Saved data entries

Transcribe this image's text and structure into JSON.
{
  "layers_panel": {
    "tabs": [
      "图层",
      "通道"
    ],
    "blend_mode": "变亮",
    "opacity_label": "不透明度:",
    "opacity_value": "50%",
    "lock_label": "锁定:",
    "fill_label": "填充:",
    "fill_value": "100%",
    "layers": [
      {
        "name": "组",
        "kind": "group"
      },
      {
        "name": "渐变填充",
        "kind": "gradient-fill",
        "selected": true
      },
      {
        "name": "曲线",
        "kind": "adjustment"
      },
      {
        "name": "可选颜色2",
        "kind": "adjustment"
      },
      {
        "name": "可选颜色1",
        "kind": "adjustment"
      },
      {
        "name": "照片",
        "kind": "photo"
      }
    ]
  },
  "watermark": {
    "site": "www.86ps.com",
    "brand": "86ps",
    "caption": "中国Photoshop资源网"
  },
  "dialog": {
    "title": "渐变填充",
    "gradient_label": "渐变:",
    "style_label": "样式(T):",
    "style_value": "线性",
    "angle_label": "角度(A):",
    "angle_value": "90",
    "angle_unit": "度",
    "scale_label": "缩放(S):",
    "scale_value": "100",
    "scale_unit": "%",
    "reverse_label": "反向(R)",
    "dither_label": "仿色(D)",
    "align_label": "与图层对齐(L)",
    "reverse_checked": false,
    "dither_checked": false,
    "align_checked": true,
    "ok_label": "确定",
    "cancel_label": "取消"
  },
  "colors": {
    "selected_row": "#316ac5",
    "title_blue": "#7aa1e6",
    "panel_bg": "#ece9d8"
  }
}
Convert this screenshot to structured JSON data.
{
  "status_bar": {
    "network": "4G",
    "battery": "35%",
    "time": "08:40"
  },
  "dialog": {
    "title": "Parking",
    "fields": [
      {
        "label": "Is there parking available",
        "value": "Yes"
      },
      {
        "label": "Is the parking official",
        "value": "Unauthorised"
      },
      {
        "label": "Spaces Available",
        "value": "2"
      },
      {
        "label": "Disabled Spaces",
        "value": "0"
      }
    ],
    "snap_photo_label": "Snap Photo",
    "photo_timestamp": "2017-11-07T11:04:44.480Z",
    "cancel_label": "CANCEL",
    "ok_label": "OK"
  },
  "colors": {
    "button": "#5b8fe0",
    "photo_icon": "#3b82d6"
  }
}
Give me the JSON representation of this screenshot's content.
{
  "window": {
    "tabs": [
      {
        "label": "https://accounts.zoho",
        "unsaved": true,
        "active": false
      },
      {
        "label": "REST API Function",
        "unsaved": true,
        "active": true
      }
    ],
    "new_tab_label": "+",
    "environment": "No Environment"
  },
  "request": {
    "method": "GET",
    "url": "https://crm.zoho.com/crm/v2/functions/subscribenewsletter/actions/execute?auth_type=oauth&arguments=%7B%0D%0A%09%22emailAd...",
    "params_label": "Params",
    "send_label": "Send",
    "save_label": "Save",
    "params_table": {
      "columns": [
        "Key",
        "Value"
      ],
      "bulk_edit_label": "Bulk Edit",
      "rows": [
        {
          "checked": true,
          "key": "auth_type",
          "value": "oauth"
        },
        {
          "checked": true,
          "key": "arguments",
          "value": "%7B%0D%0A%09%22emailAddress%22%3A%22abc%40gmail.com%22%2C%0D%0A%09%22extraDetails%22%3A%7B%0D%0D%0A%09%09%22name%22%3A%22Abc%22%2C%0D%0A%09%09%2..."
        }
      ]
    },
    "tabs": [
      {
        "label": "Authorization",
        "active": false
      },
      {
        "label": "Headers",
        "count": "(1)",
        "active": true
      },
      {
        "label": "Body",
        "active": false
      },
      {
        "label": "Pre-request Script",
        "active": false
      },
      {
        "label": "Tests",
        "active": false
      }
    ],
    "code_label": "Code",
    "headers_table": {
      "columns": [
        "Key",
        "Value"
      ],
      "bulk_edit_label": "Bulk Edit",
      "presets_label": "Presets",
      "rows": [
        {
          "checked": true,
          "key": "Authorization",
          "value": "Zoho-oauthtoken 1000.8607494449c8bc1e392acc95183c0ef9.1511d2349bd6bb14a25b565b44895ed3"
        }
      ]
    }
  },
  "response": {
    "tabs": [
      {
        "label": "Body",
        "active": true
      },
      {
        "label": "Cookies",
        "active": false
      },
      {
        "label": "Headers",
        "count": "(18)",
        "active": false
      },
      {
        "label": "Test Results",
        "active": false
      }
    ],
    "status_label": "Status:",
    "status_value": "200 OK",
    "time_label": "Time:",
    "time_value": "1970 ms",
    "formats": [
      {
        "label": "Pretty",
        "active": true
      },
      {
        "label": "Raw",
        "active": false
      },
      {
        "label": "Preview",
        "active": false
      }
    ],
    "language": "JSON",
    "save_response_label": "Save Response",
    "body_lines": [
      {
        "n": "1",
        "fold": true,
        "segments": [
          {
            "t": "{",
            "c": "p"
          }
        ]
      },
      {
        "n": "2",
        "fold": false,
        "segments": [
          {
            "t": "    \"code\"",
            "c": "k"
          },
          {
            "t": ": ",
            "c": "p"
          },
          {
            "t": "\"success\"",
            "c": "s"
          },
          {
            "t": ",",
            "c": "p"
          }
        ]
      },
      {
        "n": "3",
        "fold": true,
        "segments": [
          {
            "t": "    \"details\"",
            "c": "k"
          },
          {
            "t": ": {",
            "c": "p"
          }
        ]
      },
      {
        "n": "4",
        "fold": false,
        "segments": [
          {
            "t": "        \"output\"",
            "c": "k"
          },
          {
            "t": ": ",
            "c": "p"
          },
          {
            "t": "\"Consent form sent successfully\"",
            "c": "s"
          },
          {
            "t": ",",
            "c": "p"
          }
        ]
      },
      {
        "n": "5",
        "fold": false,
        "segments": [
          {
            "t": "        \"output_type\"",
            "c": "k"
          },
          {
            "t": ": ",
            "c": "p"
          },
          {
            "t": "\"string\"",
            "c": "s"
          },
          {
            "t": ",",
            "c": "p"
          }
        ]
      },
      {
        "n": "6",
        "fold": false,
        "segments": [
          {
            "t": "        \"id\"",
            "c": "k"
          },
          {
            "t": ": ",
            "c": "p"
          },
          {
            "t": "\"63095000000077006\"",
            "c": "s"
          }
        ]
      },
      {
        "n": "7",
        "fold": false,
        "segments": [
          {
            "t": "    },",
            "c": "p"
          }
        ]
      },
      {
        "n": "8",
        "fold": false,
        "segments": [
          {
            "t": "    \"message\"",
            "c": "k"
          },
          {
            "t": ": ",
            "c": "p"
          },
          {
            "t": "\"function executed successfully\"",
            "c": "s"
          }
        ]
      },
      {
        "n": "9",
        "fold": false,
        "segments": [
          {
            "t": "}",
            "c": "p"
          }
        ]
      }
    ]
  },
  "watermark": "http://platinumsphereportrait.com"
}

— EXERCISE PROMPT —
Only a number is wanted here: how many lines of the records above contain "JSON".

— OUTPUT OF THE EXERCISE —
4